Since April, the state Supreme Court rolled a large screen television into its San Francisco courtroom to conduct oral arguments.
Governor Gavin Newsom signed his first state budget on Thursday, which includes nearly $470 million in new judicial branch funding to continue the courts’ steady recovery after years of deep cuts.
At least 31 California counties home to 80 percent of the state's residents have kept COVID-19 emergency bail schedules to help curb the spread of the virus in jails and surrounding communities during the pandemic, according to data from superior courts.
The budget cuts $200 million from the state court system, though $150 million could be restored if the federal government sends additional aid by the fall.
"We in the judicial branch will do our best to serve the public in these unprecedented times of a global pandemic and recession," Chief Justice Tani G. Cantil-Sakauye said.
The Judicial Council voted to end the COVID-19 emergency bail schedule, as California begins a phased re-opening and courts restore services shuttered due to the COVID-19 pandemic.
The Judicial Council of California will not vote today on whether to end two emergency rules governing evictions and judicial foreclosures, after Chief Justice Tani Cantil-Sakauye announced she suspended the vote.

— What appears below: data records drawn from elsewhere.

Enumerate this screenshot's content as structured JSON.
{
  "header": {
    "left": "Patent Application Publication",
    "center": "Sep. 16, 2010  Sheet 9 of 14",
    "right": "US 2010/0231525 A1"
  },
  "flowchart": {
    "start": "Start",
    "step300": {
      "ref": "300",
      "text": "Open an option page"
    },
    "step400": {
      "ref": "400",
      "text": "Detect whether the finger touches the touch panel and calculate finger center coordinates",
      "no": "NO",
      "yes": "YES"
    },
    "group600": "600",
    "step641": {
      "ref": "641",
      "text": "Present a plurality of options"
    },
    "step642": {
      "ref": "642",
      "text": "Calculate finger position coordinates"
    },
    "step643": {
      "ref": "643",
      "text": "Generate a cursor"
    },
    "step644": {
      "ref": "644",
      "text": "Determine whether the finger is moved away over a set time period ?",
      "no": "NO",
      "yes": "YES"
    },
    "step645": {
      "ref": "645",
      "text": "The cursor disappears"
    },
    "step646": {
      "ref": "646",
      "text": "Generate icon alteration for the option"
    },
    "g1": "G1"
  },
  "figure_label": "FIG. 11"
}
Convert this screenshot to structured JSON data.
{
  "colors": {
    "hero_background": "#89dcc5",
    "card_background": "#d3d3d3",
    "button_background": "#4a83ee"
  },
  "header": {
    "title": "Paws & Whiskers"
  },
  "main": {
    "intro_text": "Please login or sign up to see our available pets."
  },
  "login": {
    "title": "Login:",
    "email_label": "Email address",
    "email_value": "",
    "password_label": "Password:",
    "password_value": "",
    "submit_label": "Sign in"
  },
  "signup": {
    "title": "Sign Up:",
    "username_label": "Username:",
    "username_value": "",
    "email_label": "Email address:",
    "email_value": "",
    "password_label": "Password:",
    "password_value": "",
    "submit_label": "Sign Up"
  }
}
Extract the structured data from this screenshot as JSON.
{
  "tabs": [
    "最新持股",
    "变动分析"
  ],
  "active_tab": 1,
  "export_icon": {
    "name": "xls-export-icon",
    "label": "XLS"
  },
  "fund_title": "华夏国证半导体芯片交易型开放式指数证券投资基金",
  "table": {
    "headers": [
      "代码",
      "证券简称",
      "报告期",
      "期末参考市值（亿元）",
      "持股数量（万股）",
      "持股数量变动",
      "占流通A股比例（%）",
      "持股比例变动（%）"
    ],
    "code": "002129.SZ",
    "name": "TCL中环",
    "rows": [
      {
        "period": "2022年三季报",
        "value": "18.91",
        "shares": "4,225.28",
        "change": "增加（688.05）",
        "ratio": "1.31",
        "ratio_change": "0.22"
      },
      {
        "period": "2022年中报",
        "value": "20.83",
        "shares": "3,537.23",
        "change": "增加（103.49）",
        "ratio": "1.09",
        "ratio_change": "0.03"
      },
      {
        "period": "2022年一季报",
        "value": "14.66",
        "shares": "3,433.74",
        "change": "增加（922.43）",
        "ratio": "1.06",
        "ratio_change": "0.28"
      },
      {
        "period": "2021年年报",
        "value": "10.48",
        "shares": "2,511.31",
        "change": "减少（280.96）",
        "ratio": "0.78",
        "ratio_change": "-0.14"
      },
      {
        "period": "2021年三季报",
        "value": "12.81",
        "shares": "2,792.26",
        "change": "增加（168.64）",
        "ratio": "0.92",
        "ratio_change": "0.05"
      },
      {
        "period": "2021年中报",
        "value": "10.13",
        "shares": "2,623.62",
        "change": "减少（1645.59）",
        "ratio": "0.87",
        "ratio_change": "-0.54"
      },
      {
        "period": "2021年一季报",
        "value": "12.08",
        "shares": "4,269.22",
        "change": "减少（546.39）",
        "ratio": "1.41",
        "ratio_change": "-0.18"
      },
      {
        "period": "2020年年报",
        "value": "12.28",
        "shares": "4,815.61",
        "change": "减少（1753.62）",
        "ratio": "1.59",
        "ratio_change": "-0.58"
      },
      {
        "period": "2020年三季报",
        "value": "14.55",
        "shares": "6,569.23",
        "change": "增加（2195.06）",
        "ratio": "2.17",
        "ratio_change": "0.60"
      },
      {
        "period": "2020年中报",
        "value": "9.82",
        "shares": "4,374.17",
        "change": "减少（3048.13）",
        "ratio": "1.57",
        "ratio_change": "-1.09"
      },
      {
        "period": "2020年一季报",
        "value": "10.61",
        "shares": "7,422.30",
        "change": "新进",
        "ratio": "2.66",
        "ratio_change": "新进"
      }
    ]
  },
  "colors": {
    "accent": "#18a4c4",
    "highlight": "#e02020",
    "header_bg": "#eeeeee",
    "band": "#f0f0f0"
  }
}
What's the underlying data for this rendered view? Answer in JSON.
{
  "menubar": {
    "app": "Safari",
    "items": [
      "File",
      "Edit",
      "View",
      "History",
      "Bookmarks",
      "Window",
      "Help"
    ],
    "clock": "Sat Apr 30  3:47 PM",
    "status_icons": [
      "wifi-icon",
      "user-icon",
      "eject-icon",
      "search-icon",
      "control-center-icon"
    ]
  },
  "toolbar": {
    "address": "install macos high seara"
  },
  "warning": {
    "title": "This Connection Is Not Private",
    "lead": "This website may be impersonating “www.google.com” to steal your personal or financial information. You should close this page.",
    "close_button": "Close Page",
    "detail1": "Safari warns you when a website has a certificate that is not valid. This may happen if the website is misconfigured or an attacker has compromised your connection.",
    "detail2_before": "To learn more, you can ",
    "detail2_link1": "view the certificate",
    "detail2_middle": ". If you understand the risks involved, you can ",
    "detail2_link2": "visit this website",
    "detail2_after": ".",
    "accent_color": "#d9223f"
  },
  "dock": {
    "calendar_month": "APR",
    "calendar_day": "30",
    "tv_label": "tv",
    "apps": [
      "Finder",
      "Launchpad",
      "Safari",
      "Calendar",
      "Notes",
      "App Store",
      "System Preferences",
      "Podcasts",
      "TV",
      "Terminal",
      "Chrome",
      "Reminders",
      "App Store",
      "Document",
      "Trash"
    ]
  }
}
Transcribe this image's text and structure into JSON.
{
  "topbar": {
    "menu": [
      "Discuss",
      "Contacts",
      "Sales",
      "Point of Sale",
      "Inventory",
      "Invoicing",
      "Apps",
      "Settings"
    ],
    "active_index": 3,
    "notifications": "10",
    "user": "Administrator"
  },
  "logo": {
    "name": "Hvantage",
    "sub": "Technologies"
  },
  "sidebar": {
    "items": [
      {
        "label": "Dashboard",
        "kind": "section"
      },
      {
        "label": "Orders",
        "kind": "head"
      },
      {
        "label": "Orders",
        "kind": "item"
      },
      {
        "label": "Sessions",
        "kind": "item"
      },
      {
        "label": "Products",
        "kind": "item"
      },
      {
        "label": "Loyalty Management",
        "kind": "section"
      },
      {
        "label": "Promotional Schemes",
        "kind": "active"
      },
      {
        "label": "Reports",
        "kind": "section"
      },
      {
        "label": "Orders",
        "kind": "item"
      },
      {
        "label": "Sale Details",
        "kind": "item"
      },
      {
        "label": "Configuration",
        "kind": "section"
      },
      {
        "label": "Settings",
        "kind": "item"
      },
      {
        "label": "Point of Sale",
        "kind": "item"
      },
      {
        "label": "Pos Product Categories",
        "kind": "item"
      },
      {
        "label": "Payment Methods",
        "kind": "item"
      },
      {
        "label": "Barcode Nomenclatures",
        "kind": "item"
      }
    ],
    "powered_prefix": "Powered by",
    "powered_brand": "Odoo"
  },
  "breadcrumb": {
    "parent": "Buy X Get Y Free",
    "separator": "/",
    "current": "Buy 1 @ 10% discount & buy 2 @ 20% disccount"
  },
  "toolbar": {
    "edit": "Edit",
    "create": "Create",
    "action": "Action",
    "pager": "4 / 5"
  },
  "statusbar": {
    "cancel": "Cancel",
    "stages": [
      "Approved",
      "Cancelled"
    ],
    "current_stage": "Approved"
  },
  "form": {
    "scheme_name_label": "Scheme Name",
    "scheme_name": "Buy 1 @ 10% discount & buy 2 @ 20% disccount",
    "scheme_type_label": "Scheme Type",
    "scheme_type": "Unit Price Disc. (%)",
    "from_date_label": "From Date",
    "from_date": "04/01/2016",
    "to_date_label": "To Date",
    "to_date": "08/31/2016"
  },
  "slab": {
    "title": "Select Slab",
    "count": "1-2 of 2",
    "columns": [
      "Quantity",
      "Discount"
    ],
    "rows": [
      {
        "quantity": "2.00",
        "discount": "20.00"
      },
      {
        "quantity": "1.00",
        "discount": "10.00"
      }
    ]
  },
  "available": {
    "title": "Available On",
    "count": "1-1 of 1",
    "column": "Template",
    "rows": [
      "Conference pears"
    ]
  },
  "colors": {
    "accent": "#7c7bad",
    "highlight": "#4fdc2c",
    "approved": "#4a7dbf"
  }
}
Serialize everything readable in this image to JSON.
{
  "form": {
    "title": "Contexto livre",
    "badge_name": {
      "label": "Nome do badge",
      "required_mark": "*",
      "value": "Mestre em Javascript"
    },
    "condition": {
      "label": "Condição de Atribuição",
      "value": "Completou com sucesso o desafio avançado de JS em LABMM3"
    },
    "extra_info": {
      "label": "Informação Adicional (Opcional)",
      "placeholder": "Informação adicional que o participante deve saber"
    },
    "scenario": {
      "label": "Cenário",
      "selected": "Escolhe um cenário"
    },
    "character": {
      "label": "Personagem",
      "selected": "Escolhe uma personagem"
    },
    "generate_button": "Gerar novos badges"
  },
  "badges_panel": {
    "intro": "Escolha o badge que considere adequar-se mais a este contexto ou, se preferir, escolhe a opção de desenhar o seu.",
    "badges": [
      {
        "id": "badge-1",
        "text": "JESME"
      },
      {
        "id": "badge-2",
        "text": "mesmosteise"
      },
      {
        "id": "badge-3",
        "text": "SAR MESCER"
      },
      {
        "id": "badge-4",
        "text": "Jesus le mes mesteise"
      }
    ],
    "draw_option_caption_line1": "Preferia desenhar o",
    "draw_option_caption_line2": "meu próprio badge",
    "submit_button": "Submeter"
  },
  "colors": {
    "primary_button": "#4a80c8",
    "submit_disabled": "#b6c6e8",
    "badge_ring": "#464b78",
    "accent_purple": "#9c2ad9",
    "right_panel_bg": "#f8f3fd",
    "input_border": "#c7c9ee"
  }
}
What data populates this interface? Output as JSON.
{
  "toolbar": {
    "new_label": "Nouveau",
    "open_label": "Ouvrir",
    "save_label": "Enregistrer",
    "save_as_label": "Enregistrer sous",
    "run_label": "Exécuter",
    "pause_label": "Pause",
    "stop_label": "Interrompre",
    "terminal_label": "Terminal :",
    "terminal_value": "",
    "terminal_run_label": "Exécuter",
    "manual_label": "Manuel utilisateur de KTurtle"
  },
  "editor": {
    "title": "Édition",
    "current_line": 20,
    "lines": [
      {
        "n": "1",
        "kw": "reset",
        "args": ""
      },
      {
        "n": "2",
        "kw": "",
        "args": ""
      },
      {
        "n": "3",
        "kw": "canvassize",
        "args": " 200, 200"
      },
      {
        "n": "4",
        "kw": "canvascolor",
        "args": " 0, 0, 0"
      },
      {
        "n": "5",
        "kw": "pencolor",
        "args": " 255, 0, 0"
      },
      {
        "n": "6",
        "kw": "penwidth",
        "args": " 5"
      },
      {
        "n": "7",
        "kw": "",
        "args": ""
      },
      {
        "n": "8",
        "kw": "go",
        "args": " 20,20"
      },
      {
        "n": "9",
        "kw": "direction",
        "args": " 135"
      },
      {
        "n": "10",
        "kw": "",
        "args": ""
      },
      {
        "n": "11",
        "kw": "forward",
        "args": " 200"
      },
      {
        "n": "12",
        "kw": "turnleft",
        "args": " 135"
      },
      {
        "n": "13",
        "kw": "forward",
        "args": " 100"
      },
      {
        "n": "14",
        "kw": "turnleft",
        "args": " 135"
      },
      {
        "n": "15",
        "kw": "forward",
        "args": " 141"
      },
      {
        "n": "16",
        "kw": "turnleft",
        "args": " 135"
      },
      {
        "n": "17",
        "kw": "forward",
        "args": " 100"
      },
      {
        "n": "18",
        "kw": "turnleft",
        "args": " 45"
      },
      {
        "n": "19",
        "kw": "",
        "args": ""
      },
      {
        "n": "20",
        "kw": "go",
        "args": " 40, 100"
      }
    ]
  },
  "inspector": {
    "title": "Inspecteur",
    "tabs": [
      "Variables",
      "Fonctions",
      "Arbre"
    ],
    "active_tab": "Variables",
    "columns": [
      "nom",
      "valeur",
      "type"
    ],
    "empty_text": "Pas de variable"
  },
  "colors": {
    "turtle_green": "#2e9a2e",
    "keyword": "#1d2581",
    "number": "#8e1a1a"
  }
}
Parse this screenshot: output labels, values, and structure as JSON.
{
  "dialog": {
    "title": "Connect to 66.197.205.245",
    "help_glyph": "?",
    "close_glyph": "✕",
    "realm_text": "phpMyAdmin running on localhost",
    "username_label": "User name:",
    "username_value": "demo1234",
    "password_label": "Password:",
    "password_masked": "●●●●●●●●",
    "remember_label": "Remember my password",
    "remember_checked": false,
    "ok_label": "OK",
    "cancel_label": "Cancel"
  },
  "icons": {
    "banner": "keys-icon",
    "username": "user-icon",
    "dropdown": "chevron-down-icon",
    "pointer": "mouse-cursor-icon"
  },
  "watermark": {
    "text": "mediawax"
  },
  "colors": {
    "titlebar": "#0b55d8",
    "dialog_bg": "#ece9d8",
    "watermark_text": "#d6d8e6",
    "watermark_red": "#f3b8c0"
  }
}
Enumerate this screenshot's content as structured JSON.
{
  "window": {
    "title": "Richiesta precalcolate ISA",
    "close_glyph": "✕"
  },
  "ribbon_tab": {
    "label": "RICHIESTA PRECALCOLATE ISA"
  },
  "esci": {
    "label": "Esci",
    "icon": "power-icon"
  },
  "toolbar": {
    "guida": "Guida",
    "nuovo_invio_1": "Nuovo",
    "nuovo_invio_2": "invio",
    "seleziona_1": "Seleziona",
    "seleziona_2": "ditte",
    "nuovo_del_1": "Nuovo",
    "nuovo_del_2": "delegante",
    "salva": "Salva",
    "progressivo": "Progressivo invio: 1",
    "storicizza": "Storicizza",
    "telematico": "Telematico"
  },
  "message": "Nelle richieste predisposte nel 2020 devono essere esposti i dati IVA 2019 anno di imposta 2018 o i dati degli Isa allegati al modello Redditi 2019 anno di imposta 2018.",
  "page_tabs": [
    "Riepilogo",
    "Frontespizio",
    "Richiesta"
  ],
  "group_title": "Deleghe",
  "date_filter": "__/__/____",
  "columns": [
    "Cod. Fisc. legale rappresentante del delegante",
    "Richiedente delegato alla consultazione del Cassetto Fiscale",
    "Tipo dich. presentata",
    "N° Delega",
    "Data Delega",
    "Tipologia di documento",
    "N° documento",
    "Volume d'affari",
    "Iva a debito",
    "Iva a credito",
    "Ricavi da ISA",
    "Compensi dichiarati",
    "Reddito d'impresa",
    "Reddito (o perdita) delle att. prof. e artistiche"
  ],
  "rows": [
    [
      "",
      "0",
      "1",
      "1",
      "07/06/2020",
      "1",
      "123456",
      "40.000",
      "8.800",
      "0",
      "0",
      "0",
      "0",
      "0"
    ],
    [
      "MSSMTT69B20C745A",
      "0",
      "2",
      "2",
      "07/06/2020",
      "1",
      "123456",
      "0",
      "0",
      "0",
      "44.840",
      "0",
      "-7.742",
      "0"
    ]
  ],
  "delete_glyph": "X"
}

Guide addresses more than 200 questions and topics related to facilities, personnel, jury management, case management and processing, and communications.
The Judicial Council approved a revision to emergency rule 9 regarding the statutes of limitations for filing civil cases during the COVID-19 pandemic, and to clarify that the emergency rule also applies to “statutes of repose”.
Chief Justice Tani G. Cantil-Sakauye on Tuesday announced a new work group to review progress on reforms to California’s system of pretrial detention and identify next steps to continue work on the issue.
At its May 15 teleconference meeting, the council received reports on potential reductions to judicial branch funding, as well as planning efforts to restore court access and services restricted due to COVID-19 pandemic.
"The judicial branch is prepared to work with the Governor and the Legislature as we all try to maintain services for the public we serve," the Chief Justice said. Read her full statement.